For rapid penetration in Russian market, we must follow Turkey's strategy, which through continuous participation in the textile exhibitions had captured a huge share of the market. Russia is importing Pakistani textiles items in millions of dollars through Turkey, Italy and Poland.
In fact, in the recent 24th Textile Fair, Moscow in March 2005 the importers from Russia and East European countries were very impressed by the capacity building of Pakistani textile sector and expressed their interest in directly purchasing from Pakistan rather than from Turkey, Italy and Poland. In this regard they exchanged views with me and suggested having direct contact with Pakistani exporters through exhibitions.
ESTABLISHMENT OF A PAKISTANI BANK IN MOSCOW: The establishment of a Pakistani Bank in Moscow is a need of hours to safeguard the interest of Pakistani traders. As the reliability of Russian banks are not recognized internationally, therefore, the Pakistani Bank will also assist in opening of LC on behalf of the Russian importer in favour of the exporters from Pakistan.
Beside the issue of exports to Russia there is another issue which is to be consider seriously by the Textile/Commerce Ministries and that is sharp decline of our textile made-ups exports after quota phase-out. It should not be surprising to see that national textile exports, initially showing respectable growth rate of 13 percent in the beginning of the year, had plummeted to one percent average by the end of February 2005.
The top textile exporters have expressed their deep concern that in post quota regime Pakistan's textile exports are reeling under exorbitant anti-dumping barriers in EU, and non-tariff barriers (NTB) in USA. Anti-dumping duty, coupled with GSP concession withdrawal by European Union, totaling 25 percent, is the biggest obstacle in exports to EU. Pakistan's exporters are confronted with a handicap of 25 percent in price of quotations compared to India, China, Sri Lanka and Bangladesh. The access to American market has been repeatedly denied to Pakistan's exporters. American industry lobbies have been very active in pulling strings at concerned quarters against demolishing non-duty barriers against Pakistan's textiles.
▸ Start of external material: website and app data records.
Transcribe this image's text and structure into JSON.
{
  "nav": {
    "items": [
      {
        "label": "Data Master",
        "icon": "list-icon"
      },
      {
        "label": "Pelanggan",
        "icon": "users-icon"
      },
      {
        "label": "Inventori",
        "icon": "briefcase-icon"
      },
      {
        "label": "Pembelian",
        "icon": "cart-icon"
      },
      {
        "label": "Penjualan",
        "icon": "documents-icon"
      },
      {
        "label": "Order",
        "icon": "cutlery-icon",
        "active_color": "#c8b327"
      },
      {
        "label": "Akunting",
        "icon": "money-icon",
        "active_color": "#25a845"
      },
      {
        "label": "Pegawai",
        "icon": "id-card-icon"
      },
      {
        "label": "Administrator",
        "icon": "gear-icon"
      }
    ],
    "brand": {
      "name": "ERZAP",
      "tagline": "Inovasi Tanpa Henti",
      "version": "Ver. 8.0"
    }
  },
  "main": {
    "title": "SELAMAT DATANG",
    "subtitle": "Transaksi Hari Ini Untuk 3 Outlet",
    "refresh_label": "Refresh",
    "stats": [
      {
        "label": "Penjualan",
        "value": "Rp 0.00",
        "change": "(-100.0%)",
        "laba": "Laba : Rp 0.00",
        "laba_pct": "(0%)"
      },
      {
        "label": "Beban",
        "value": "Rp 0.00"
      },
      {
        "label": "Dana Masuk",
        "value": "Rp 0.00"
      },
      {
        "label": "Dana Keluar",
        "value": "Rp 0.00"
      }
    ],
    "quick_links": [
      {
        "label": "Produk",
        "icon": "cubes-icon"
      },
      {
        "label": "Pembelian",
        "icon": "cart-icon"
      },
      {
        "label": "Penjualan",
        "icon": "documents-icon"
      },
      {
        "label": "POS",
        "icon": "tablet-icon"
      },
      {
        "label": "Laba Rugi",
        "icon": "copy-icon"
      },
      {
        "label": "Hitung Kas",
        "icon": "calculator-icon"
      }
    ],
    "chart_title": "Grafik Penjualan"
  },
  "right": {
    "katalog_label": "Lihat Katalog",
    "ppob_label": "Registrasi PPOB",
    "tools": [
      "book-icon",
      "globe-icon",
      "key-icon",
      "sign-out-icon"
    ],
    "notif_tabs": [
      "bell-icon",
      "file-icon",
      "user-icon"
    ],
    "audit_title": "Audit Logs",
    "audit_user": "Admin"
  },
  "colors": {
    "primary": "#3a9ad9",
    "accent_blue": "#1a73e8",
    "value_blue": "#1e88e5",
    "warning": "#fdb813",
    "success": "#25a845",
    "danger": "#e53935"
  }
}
Taking into consideration the above scenario, it is imperative in the best interest of our textile exports to search for the new markets where the above mentioned trade barriers are not existing. The Russia and CIS states are the emerging markets which have already stepped on the path of free market economic system. The important thing to note in these states is that their governments had lifted unnecessary trade barriers in order to accelerate the pace of economic development and to bring their economy up to the level of developed states.
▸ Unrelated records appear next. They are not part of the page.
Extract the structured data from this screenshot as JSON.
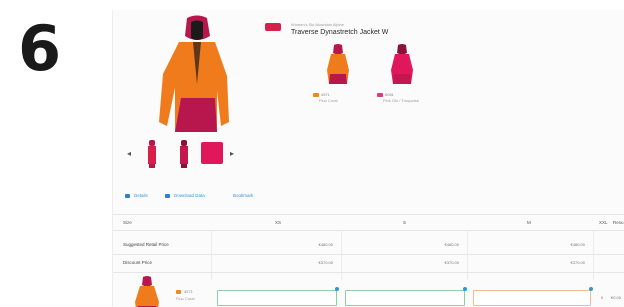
{
  "step_number": "6",
  "colors": {
    "accent": "#2d9ad6",
    "brand_badge": "#d81f4a",
    "jacket_orange": "#f07b1c",
    "jacket_magenta": "#b8174e"
  },
  "badge": {
    "label": "NEW"
  },
  "product": {
    "eyebrow": "Women's Ski-Mountain Alpine",
    "title": "Traverse Dynastretch Jacket W"
  },
  "variants": [
    {
      "code": "4571",
      "name": "Fluo Coral",
      "swatch": "#f08a1c"
    },
    {
      "code": "6081",
      "name": "Pink Glo / Turquoise",
      "swatch": "#e23a7a"
    }
  ],
  "tabs": [
    {
      "label": "Details",
      "icon": "list-icon"
    },
    {
      "label": "Download Data",
      "icon": "download-icon"
    },
    {
      "label": "Bookmark",
      "icon": ""
    }
  ],
  "table": {
    "size_header": "Size",
    "sizes": [
      "XS",
      "S",
      "M",
      "XXL"
    ],
    "trailing_header": "Resu",
    "rows": [
      {
        "label": "Suggested Retail Price",
        "values": [
          "€480.00",
          "€480.00",
          "€480.00"
        ]
      },
      {
        "label": "Discount Price",
        "values": [
          "€370.00",
          "€370.00",
          "€370.00"
        ]
      }
    ]
  },
  "order_row": {
    "code": "4571",
    "name": "Fluo Coral",
    "trailing_values": [
      "0",
      "€0.00"
    ]
  }
}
In quota-free regime Pakistan is facing 25.1% anti-dumping duty coupled with GSP concession withdrawal in EU and non-tariff barriers (NTB) i.e. safety, security, environment and labor laws etc, in USA which will restrict our abilities to export in these markets. Fortunately the Laws of anti-dumping and NTB dose not exist in Russia. Pakistan can increase its textile exports to Russia up to 500 million dollars from current 20.3 million dollars a year if a solid strategy and due facilities are provided by the Textile Ministry/EPB to the businessmen and the exporters
(The author is Director, Pakistan-Russia Business Council of FPCCI and VP, Russian Asian Cooperation Centre — firstname.lastname@example.org)